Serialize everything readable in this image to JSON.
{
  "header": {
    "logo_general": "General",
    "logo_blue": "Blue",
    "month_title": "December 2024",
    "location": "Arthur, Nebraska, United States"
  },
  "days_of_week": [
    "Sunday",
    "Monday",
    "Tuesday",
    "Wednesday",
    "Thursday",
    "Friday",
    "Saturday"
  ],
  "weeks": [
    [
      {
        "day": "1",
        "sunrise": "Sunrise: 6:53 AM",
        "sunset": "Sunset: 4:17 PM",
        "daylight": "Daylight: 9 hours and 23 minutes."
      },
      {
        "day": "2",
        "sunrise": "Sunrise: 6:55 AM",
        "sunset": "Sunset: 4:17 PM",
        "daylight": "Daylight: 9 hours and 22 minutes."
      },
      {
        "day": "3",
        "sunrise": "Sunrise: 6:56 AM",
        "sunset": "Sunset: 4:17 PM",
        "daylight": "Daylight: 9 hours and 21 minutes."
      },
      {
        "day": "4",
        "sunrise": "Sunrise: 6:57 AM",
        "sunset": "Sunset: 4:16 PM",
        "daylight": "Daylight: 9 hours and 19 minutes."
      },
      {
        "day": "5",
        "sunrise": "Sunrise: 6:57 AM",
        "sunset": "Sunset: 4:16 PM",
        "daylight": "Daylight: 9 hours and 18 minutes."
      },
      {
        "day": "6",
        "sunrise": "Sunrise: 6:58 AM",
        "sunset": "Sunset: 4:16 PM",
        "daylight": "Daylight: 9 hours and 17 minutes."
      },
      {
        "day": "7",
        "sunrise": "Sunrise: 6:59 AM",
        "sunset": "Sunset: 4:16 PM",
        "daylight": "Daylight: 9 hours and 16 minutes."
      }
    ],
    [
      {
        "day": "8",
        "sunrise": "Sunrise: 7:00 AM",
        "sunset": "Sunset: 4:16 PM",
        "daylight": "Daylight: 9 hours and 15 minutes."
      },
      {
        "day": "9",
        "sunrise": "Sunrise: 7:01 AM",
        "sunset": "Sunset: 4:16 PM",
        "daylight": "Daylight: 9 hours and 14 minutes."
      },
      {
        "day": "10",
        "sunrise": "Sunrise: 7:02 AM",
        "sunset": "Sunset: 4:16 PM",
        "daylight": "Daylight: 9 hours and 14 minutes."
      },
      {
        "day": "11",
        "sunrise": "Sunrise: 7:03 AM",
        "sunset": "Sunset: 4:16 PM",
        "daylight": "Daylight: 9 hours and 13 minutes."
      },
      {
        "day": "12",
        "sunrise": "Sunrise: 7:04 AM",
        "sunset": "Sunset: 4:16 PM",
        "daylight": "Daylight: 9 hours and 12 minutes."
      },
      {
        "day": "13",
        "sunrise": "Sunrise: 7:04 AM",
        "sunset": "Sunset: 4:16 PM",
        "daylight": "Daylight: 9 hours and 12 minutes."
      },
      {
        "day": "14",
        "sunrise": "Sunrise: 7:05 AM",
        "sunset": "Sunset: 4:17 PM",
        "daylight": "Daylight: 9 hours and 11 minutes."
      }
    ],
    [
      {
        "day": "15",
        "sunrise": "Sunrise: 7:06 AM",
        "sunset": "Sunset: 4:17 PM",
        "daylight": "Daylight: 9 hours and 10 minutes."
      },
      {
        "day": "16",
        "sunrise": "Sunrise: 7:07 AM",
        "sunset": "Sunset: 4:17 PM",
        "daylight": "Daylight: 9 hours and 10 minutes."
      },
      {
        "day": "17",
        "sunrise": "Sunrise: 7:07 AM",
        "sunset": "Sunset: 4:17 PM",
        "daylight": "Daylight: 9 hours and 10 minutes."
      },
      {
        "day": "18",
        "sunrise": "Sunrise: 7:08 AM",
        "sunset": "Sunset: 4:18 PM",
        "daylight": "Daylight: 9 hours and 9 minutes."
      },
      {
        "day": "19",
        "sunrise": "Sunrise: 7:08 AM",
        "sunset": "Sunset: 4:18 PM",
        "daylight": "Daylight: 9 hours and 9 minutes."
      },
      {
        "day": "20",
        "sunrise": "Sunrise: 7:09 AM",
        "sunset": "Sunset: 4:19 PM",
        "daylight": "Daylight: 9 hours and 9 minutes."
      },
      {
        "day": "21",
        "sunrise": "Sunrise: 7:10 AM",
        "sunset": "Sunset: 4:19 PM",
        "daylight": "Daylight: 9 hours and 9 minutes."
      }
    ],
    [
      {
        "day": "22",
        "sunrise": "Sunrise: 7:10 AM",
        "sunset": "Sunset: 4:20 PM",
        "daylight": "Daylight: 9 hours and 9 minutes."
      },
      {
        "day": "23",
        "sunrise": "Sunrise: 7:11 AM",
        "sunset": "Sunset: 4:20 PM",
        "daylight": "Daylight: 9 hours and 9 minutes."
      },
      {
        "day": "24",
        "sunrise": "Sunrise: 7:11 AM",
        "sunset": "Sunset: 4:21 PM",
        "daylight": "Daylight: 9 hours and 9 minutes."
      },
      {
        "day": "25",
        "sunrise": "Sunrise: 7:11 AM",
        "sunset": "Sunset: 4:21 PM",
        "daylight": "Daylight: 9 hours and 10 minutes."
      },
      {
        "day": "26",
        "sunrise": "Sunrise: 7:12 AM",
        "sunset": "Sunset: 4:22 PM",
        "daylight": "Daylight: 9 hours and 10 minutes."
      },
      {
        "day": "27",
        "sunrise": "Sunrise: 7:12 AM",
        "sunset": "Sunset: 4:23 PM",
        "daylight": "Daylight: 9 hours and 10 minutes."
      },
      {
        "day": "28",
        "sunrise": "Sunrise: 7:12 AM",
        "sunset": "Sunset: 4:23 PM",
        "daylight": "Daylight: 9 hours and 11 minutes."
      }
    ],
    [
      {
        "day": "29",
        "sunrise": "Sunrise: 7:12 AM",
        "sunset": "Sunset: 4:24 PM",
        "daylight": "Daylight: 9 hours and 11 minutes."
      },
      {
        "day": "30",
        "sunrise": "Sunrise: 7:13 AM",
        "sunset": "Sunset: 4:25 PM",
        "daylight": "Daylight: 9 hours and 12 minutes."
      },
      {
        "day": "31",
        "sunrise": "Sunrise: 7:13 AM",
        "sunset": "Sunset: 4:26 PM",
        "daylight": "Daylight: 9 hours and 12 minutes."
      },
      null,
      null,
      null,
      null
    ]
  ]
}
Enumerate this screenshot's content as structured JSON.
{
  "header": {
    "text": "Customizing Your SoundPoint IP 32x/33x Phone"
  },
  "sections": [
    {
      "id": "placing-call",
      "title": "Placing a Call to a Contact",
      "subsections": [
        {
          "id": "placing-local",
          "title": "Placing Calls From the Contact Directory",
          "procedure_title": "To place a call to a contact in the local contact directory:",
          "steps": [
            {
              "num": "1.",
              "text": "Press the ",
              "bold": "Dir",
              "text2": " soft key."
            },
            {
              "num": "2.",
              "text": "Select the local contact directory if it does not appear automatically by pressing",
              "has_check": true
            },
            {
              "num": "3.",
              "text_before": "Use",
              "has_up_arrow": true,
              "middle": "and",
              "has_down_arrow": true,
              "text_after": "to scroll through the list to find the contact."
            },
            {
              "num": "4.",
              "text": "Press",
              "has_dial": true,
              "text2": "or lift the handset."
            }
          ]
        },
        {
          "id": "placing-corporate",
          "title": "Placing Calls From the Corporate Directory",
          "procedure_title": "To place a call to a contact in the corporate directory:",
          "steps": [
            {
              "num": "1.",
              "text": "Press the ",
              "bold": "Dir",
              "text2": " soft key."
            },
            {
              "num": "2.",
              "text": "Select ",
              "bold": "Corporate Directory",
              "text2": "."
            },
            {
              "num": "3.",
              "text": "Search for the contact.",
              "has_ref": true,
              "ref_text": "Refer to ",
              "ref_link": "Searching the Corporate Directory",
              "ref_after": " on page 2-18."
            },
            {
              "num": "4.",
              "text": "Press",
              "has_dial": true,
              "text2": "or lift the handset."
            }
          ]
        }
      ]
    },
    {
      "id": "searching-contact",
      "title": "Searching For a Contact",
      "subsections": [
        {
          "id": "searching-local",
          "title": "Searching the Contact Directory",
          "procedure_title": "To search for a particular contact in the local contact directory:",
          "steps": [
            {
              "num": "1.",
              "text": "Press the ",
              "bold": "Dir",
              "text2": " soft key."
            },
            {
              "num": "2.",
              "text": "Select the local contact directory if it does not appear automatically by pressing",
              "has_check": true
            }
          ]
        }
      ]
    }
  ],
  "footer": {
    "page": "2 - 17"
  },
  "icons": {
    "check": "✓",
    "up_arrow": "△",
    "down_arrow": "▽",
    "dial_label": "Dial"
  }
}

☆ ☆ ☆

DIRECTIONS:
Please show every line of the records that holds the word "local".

SOLUTION BELOW:
          "id": "placing-local",
          "procedure_title": "To place a call to a contact in the local contact directory:",
              "text": "Select the local contact directory if it does not appear automatically by pressing",
          "id": "searching-local",
          "procedure_title": "To search for a particular contact in the local contact directory:",
              "text": "Select the local contact directory if it does not appear automatically by pressing",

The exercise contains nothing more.